*Aim of the task*. Beneath this task is a listing. State how many of its lines include the string "duration", giving nothing but the number.

*Exercise data*.

------------------------------------------------------------

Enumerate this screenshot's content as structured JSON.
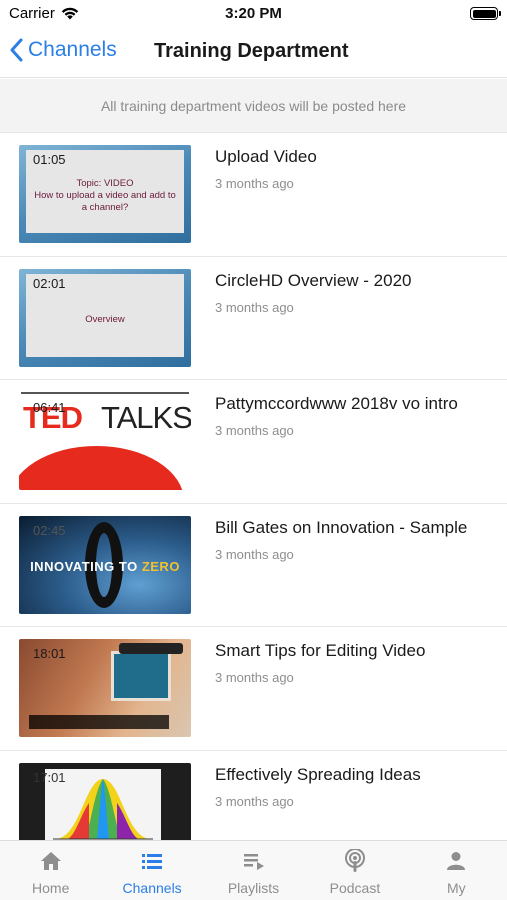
{
  "status_bar": {
    "carrier": "Carrier",
    "time": "3:20 PM"
  },
  "nav": {
    "back_label": "Channels",
    "title": "Training Department"
  },
  "banner": {
    "text": "All training department videos will be posted here"
  },
  "videos": [
    {
      "title": "Upload Video",
      "date": "3 months ago",
      "duration": "01:05",
      "thumb_text": "Topic: VIDEO\nHow to upload a video and add to a channel?"
    },
    {
      "title": "CircleHD Overview - 2020",
      "date": "3 months ago",
      "duration": "02:01",
      "thumb_text": "Overview"
    },
    {
      "title": "Pattymccordwww 2018v vo intro",
      "date": "3 months ago",
      "duration": "06:41",
      "thumb_ted": "TED",
      "thumb_talks": "TALKS"
    },
    {
      "title": "Bill Gates on Innovation - Sample",
      "date": "3 months ago",
      "duration": "02:45",
      "thumb_caption": "INNOVATING TO",
      "thumb_caption_zero": "ZERO"
    },
    {
      "title": "Smart Tips for Editing Video",
      "date": "3 months ago",
      "duration": "18:01"
    },
    {
      "title": "Effectively Spreading Ideas",
      "date": "3 months ago",
      "duration": "17:01"
    }
  ],
  "tabs": [
    {
      "label": "Home",
      "icon": "home-icon",
      "active": false
    },
    {
      "label": "Channels",
      "icon": "list-icon",
      "active": true
    },
    {
      "label": "Playlists",
      "icon": "playlist-icon",
      "active": false
    },
    {
      "label": "Podcast",
      "icon": "podcast-icon",
      "active": false
    },
    {
      "label": "My",
      "icon": "person-icon",
      "active": false
    }
  ],
  "colors": {
    "accent": "#2a7ee6",
    "inactive": "#8e8e8e",
    "ted_red": "#e62b1e"
  }
}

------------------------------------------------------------

*Exercise output*. 6